Aims and objectives. This study aimed to explore the issues that influence the dietary choices made by patients attending a secondary prevention clinic following a myocardial infarction. Background. Secondary prevention clinics play an important role in promoting dietary advice, yet evidence suggests that many individuals are neither implementing nor maintaining the lifestyle changes recommended. Research largely focuses on compliance to lifestyle changes in general, and only a small number of quantitative studies address the issues surrounding adherence to dietary advice. Design. Phenomenology was selected as the most appropriate approach for this qualitative study, enabling patients' lived experiences of dietary decision-making to be explored. Method. A purposive sample of nine participants was selected from a cardiac secondary prevention clinic. Semi-structured interviews were taped, transcribed and analysed using an interpretative approach. Results. Data analysis produced six central themes contributing to patients' decision-making. Fear, determination and self-control were enabling factors and poor recall of information, a need for additional support and a lack of will power were disabling factors. Findings suggest that patient motivation and ability to make sustainable dietary change can decline as disabling factors reduce determination and self-control, and initial fear of their heart condition subsides. Conclusion. In this study, patients' motivation regarding dietary decision-making changed over time and was strongly influenced by a fear of future heart problems. Relevance to clinical practice. Health care professionals need to understand the temporal nature of decision-making postmyocardial infarction and adopt a wide repertoire of responsive strategies that support patients to follow a healthy diet in the longer term

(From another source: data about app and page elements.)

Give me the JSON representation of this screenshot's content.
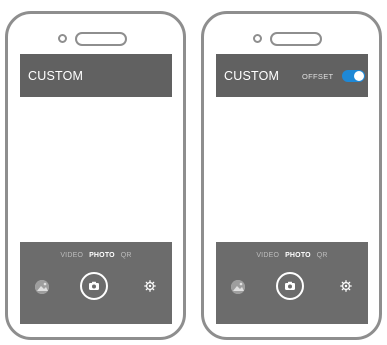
{
  "phones": [
    {
      "title": "CUSTOM",
      "modes": [
        "VIDEO",
        "PHOTO",
        "QR"
      ],
      "active_mode": "PHOTO"
    },
    {
      "title": "CUSTOM",
      "offset_label": "OFFSET",
      "offset_enabled": true,
      "modes": [
        "VIDEO",
        "PHOTO",
        "QR"
      ],
      "active_mode": "PHOTO"
    }
  ],
  "colors": {
    "bar": "#616161",
    "bottom_bar": "#6c6c6c",
    "toggle_on": "#1e88d6",
    "frame": "#8e8e8e"
  },
  "icons": {
    "gallery": "gallery-thumbnail-icon",
    "shutter": "camera-icon",
    "settings": "gear-icon"
  }
}
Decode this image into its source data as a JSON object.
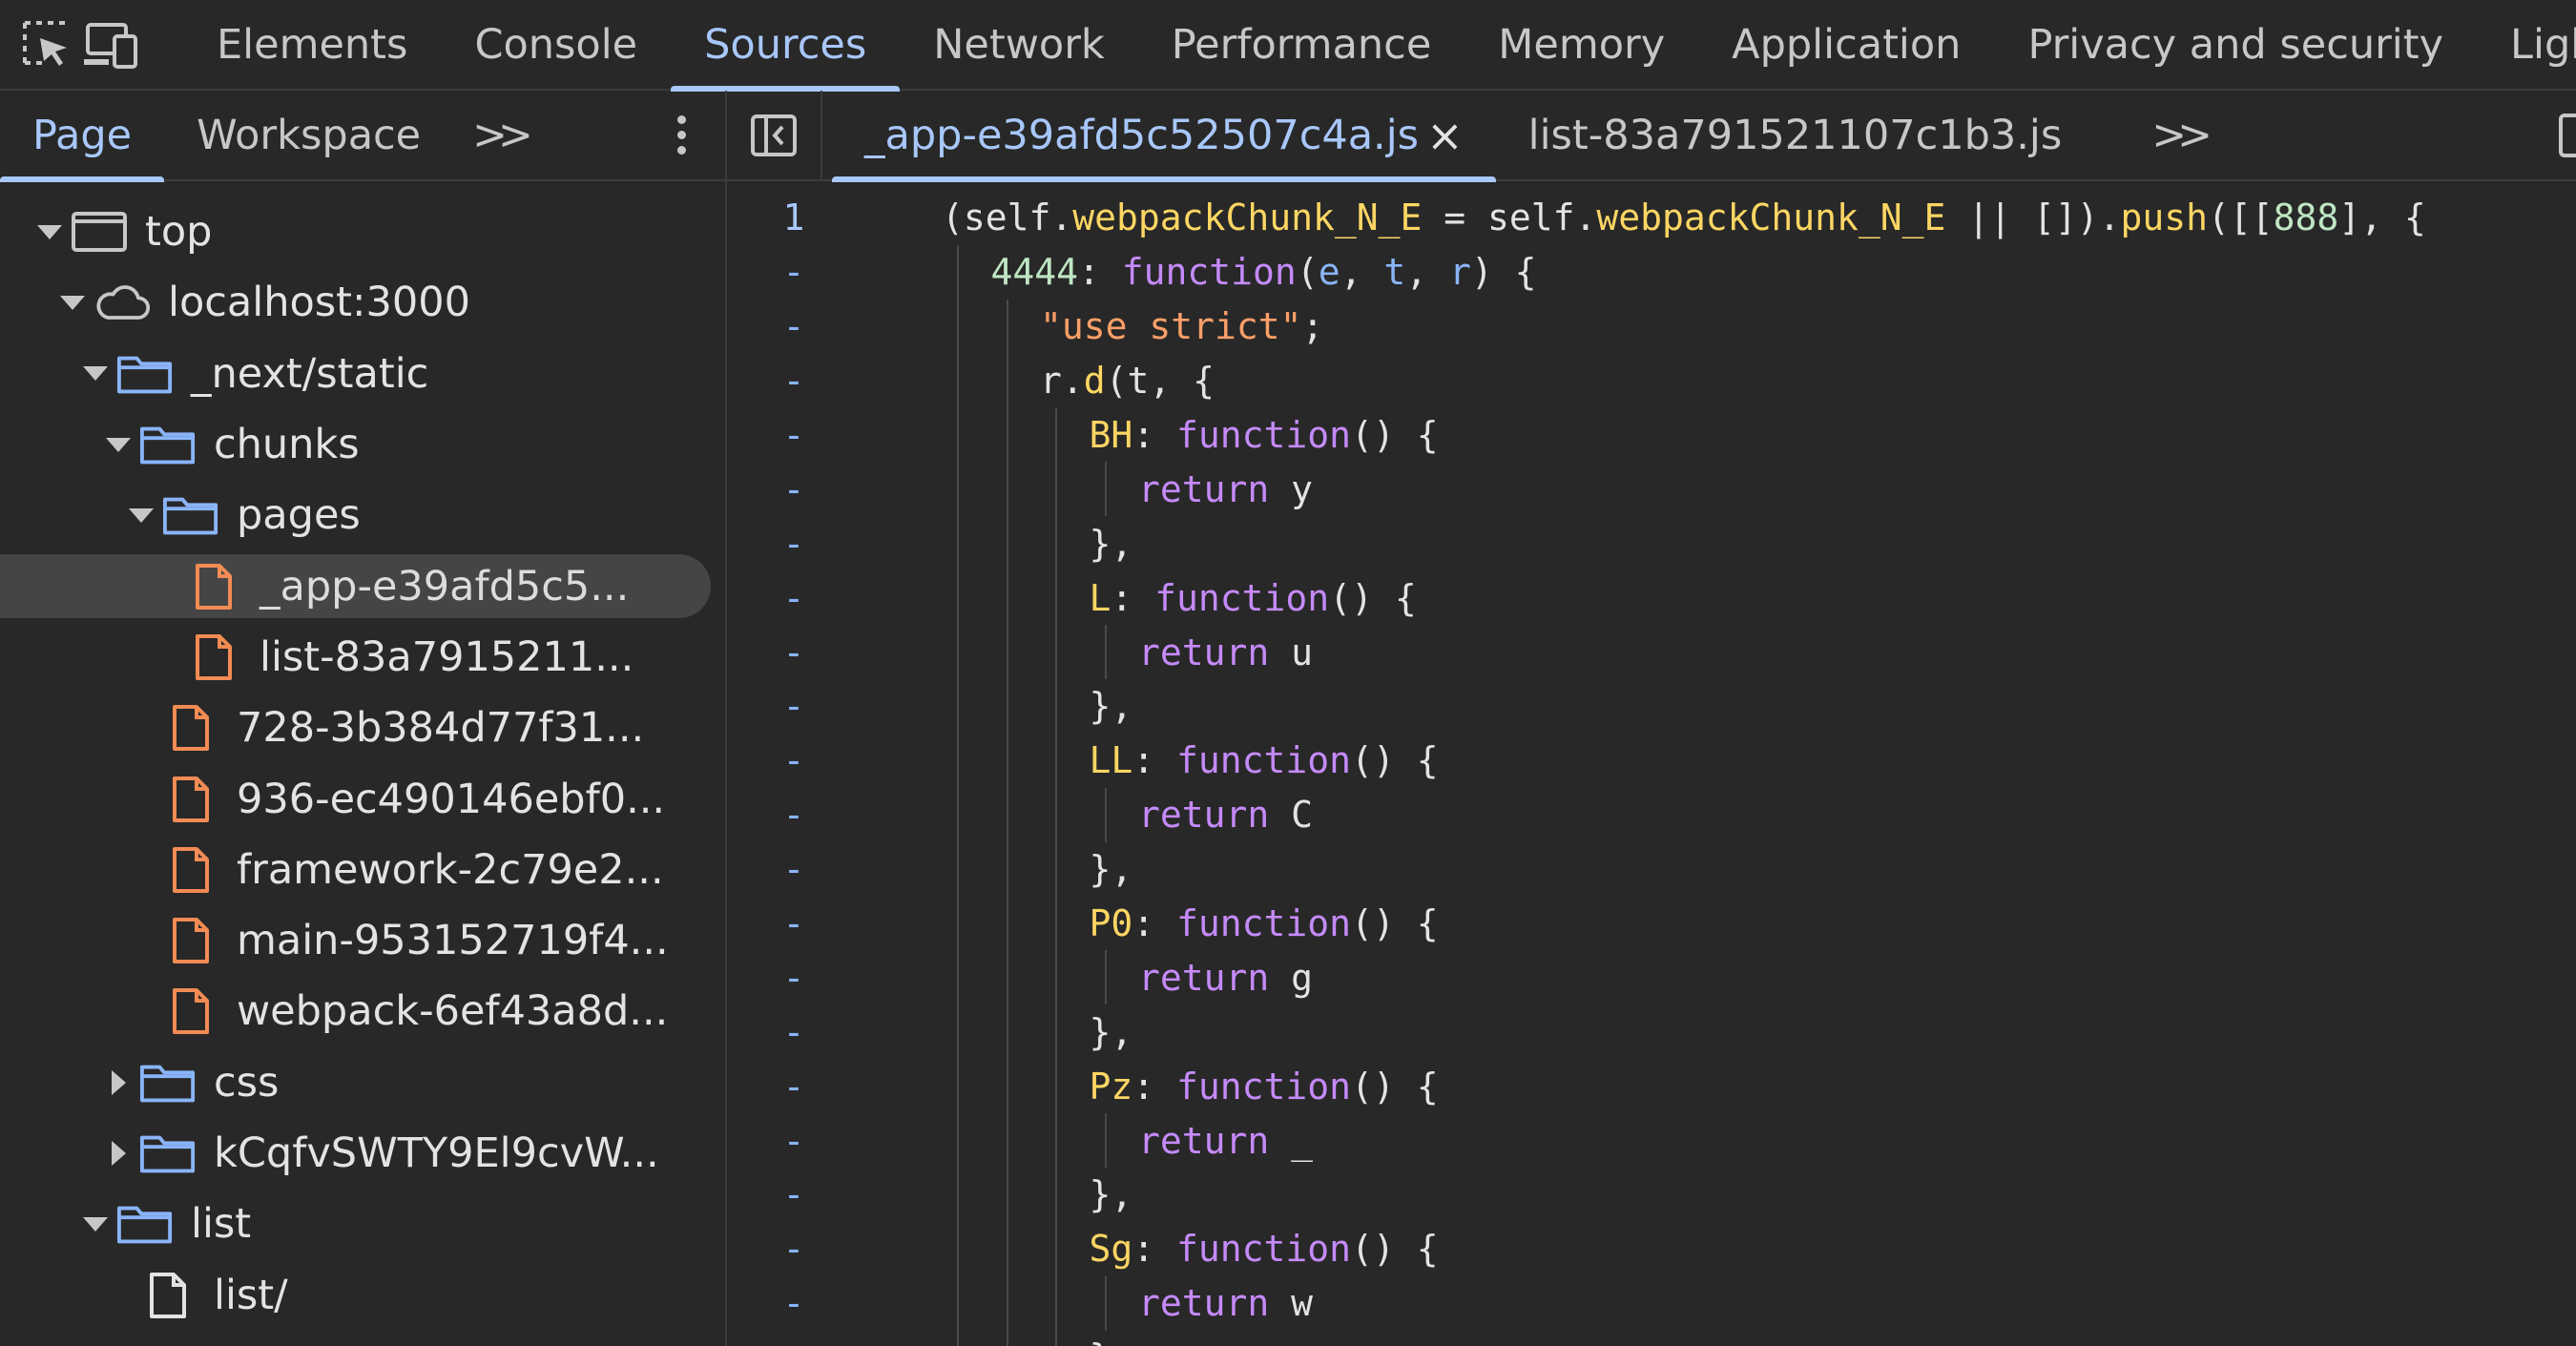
{
  "top_tabs": [
    "Elements",
    "Console",
    "Sources",
    "Network",
    "Performance",
    "Memory",
    "Application",
    "Privacy and security",
    "Lighthouse"
  ],
  "active_top_tab": "Sources",
  "navigator": {
    "tabs": [
      "Page",
      "Workspace"
    ],
    "more_label": ">>",
    "tree": [
      {
        "label": "top",
        "depth": 0,
        "arrow": "down",
        "icon": "frame-icon"
      },
      {
        "label": "localhost:3000",
        "depth": 1,
        "arrow": "down",
        "icon": "cloud-icon"
      },
      {
        "label": "_next/static",
        "depth": 2,
        "arrow": "down",
        "icon": "folder-icon"
      },
      {
        "label": "chunks",
        "depth": 3,
        "arrow": "down",
        "icon": "folder-icon"
      },
      {
        "label": "pages",
        "depth": 4,
        "arrow": "down",
        "icon": "folder-icon"
      },
      {
        "label": "_app-e39afd5c5...",
        "depth": 5,
        "arrow": "none",
        "icon": "js-file-icon",
        "selected": true
      },
      {
        "label": "list-83a7915211...",
        "depth": 5,
        "arrow": "none",
        "icon": "js-file-icon"
      },
      {
        "label": "728-3b384d77f31...",
        "depth": 4,
        "arrow": "none",
        "icon": "js-file-icon"
      },
      {
        "label": "936-ec490146ebf0...",
        "depth": 4,
        "arrow": "none",
        "icon": "js-file-icon"
      },
      {
        "label": "framework-2c79e2...",
        "depth": 4,
        "arrow": "none",
        "icon": "js-file-icon"
      },
      {
        "label": "main-953152719f4...",
        "depth": 4,
        "arrow": "none",
        "icon": "js-file-icon"
      },
      {
        "label": "webpack-6ef43a8d...",
        "depth": 4,
        "arrow": "none",
        "icon": "js-file-icon"
      },
      {
        "label": "css",
        "depth": 3,
        "arrow": "right",
        "icon": "folder-icon"
      },
      {
        "label": "kCqfvSWTY9El9cvW...",
        "depth": 3,
        "arrow": "right",
        "icon": "folder-icon"
      },
      {
        "label": "list",
        "depth": 2,
        "arrow": "down",
        "icon": "folder-icon"
      },
      {
        "label": "list/",
        "depth": 3,
        "arrow": "none",
        "icon": "document-icon"
      }
    ]
  },
  "editor": {
    "tabs": [
      {
        "label": "_app-e39afd5c52507c4a.js",
        "active": true,
        "closable": true
      },
      {
        "label": "list-83a791521107c1b3.js",
        "active": false,
        "closable": false
      }
    ],
    "more_label": ">>",
    "lines": [
      {
        "num": "1",
        "indent": 0,
        "tokens": [
          [
            "(",
            "t-id"
          ],
          [
            "self",
            "t-id"
          ],
          [
            ".",
            "t-id"
          ],
          [
            "webpackChunk_N_E",
            "t-prop"
          ],
          [
            " = ",
            "t-id"
          ],
          [
            "self",
            "t-id"
          ],
          [
            ".",
            "t-id"
          ],
          [
            "webpackChunk_N_E",
            "t-prop"
          ],
          [
            " || []).",
            "t-id"
          ],
          [
            "push",
            "t-prop"
          ],
          [
            "([[",
            "t-id"
          ],
          [
            "888",
            "t-num"
          ],
          [
            "], {",
            "t-id"
          ]
        ]
      },
      {
        "num": "-",
        "indent": 1,
        "tokens": [
          [
            "4444",
            "t-num"
          ],
          [
            ": ",
            "t-id"
          ],
          [
            "function",
            "t-fn"
          ],
          [
            "(",
            "t-id"
          ],
          [
            "e",
            "t-par"
          ],
          [
            ", ",
            "t-id"
          ],
          [
            "t",
            "t-par"
          ],
          [
            ", ",
            "t-id"
          ],
          [
            "r",
            "t-par"
          ],
          [
            ") {",
            "t-id"
          ]
        ]
      },
      {
        "num": "-",
        "indent": 2,
        "tokens": [
          [
            "\"use strict\"",
            "t-str"
          ],
          [
            ";",
            "t-id"
          ]
        ]
      },
      {
        "num": "-",
        "indent": 2,
        "tokens": [
          [
            "r",
            "t-id"
          ],
          [
            ".",
            "t-id"
          ],
          [
            "d",
            "t-prop"
          ],
          [
            "(t, {",
            "t-id"
          ]
        ]
      },
      {
        "num": "-",
        "indent": 3,
        "tokens": [
          [
            "BH",
            "t-key"
          ],
          [
            ": ",
            "t-id"
          ],
          [
            "function",
            "t-fn"
          ],
          [
            "() {",
            "t-id"
          ]
        ]
      },
      {
        "num": "-",
        "indent": 4,
        "tokens": [
          [
            "return",
            "t-kw"
          ],
          [
            " y",
            "t-id"
          ]
        ]
      },
      {
        "num": "-",
        "indent": 3,
        "tokens": [
          [
            "},",
            "t-id"
          ]
        ]
      },
      {
        "num": "-",
        "indent": 3,
        "tokens": [
          [
            "L",
            "t-key"
          ],
          [
            ": ",
            "t-id"
          ],
          [
            "function",
            "t-fn"
          ],
          [
            "() {",
            "t-id"
          ]
        ]
      },
      {
        "num": "-",
        "indent": 4,
        "tokens": [
          [
            "return",
            "t-kw"
          ],
          [
            " u",
            "t-id"
          ]
        ]
      },
      {
        "num": "-",
        "indent": 3,
        "tokens": [
          [
            "},",
            "t-id"
          ]
        ]
      },
      {
        "num": "-",
        "indent": 3,
        "tokens": [
          [
            "LL",
            "t-key"
          ],
          [
            ": ",
            "t-id"
          ],
          [
            "function",
            "t-fn"
          ],
          [
            "() {",
            "t-id"
          ]
        ]
      },
      {
        "num": "-",
        "indent": 4,
        "tokens": [
          [
            "return",
            "t-kw"
          ],
          [
            " C",
            "t-id"
          ]
        ]
      },
      {
        "num": "-",
        "indent": 3,
        "tokens": [
          [
            "},",
            "t-id"
          ]
        ]
      },
      {
        "num": "-",
        "indent": 3,
        "tokens": [
          [
            "P0",
            "t-key"
          ],
          [
            ": ",
            "t-id"
          ],
          [
            "function",
            "t-fn"
          ],
          [
            "() {",
            "t-id"
          ]
        ]
      },
      {
        "num": "-",
        "indent": 4,
        "tokens": [
          [
            "return",
            "t-kw"
          ],
          [
            " g",
            "t-id"
          ]
        ]
      },
      {
        "num": "-",
        "indent": 3,
        "tokens": [
          [
            "},",
            "t-id"
          ]
        ]
      },
      {
        "num": "-",
        "indent": 3,
        "tokens": [
          [
            "Pz",
            "t-key"
          ],
          [
            ": ",
            "t-id"
          ],
          [
            "function",
            "t-fn"
          ],
          [
            "() {",
            "t-id"
          ]
        ]
      },
      {
        "num": "-",
        "indent": 4,
        "tokens": [
          [
            "return",
            "t-kw"
          ],
          [
            " _",
            "t-id"
          ]
        ]
      },
      {
        "num": "-",
        "indent": 3,
        "tokens": [
          [
            "},",
            "t-id"
          ]
        ]
      },
      {
        "num": "-",
        "indent": 3,
        "tokens": [
          [
            "Sg",
            "t-key"
          ],
          [
            ": ",
            "t-id"
          ],
          [
            "function",
            "t-fn"
          ],
          [
            "() {",
            "t-id"
          ]
        ]
      },
      {
        "num": "-",
        "indent": 4,
        "tokens": [
          [
            "return",
            "t-kw"
          ],
          [
            " w",
            "t-id"
          ]
        ]
      },
      {
        "num": "-",
        "indent": 3,
        "tokens": [
          [
            "},",
            "t-id"
          ]
        ]
      }
    ]
  },
  "colors": {
    "accent": "#a8c7fa",
    "background": "#282828",
    "file_icon": "#f28b54",
    "folder_icon": "#8ab4f8"
  }
}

Doyle, B., Fitzsimons, D., McKeown, P., & McAloon, T. (2012). Understanding dietary decision-making in patients attending a secondary prevention clinic following myocardial infarction. (PMID:21545664). Journal of Clinical Nursing, 21(1-2), 32-34. https://doi.org/10.1111/j.1365-2702.2010.03636.x.